▶ Assigned task: Copy the entries that follow, exactly and completely.

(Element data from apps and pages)
BEGIN
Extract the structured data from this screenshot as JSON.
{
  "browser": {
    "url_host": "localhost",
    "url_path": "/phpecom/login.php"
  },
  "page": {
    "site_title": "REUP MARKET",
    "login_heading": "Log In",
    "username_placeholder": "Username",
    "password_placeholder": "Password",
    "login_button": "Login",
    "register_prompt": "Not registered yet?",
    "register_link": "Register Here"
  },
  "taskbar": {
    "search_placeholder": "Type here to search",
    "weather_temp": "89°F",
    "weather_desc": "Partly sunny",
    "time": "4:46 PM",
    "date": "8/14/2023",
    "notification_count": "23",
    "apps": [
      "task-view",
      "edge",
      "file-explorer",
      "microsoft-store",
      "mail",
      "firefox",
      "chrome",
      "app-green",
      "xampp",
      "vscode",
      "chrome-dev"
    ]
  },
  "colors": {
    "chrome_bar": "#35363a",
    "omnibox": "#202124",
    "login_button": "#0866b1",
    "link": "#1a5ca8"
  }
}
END
▶ Response for this exercise:
Extract the structured data from this screenshot as JSON.
{
  "browser": {
    "url_host": "localhost",
    "url_path": "/phpecom/login.php"
  },
  "page": {
    "site_title": "REUP MARKET",
    "login_heading": "Log In",
    "username_placeholder": "Username",
    "password_placeholder": "Password",
    "login_button": "Login",
    "register_prompt": "Not registered yet?",
    "register_link": "Register Here"
  },
  "taskbar": {
    "search_placeholder": "Type here to search",
    "weather_temp": "89°F",
    "weather_desc": "Partly sunny",
    "time": "4:46 PM",
    "date": "8/14/2023",
    "notification_count": "23",
    "apps": [
      "task-view",
      "edge",
      "file-explorer",
      "microsoft-store",
      "mail",
      "firefox",
      "chrome",
      "app-green",
      "xampp",
      "vscode",
      "chrome-dev"
    ]
  },
  "colors": {
    "chrome_bar": "#35363a",
    "omnibox": "#202124",
    "login_button": "#0866b1",
    "link": "#1a5ca8"
  }
}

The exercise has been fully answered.